Naik made the statement as the Enforcement Directorate was reportedly set to send requests for an Interpol Red Notice against Naik and for his extradition from Malaysia.

Last month, the Enforcement Directorate had filed a chargesheet against Naik on charges of money laundering of around Rs 193 crore and creating illegal real estate assets in India and abroad. The money laundering inquiry was based on a first information report filed by the National Investigation Agency against Naik and others for allegedly indulging in unlawful activities by promoting enmity and hatred between different religious groups through provocative messages, The Hindu had reported.

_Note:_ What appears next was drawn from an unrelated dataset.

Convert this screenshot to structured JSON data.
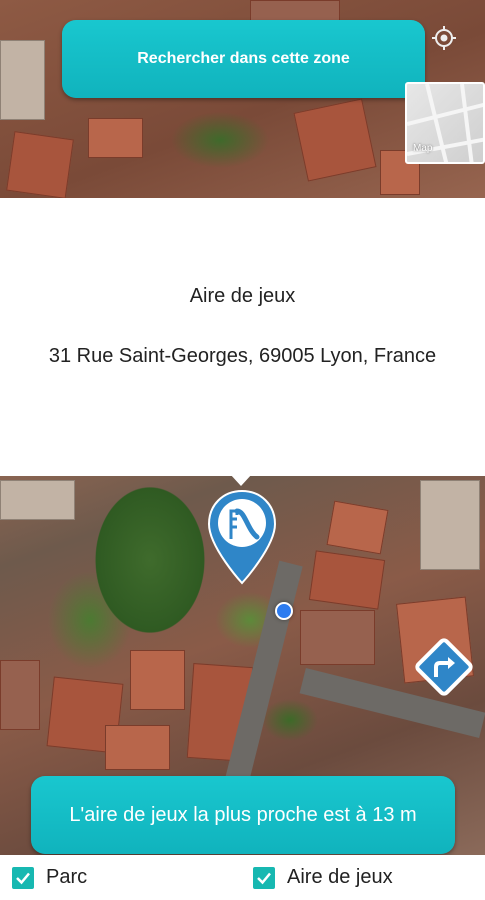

“Any rational mind will see that the Indian agencies are not being driven by their duty of solving a crime but by the will of their political bosses,” IANS quoted Zakir Naik’s statement as saying. “Fortunately for me, Interpol is not driven by Indian politics. Somehow they are not convinced about my ‘crime’ the way Indian agencies have been claiming.”

Naik accused agencies of “trying to pin something, some charges, any charges” on him. He said when terror charges did not work with the Interpol, agencies in India charged him with money laundering. “Despite pressures from India, the Interpol has not issued a RCN [Red Corner Notice], and now the agencies are trying their luck with money-laundering to get them to comply.”

Naik said he was willing to return to India if the Supreme Court gave it to him in writing that he will not be arrested till he is convicted. Naik said he trusted the Indian judiciary, but had no faith in the prosecution system.

“Despite allegations and complaints, there is not a single verdict against me in any court anywhere in India or the world,” he said.

Naik, who has a permanent residency permit in Malaysia, has been on the Indian government’s radar ever since allegations arose that he had inspired one of the terrorists behind a Dhaka restaurant attack on July 1, 2016. He was also accused of meeting two brothers from Kerala who were among those who went missing in West Asia and were feared to have joined the Islamic State group. On November 15, 2016, the Centre banned Naik’s Islamic Research Foundation with immediate effect.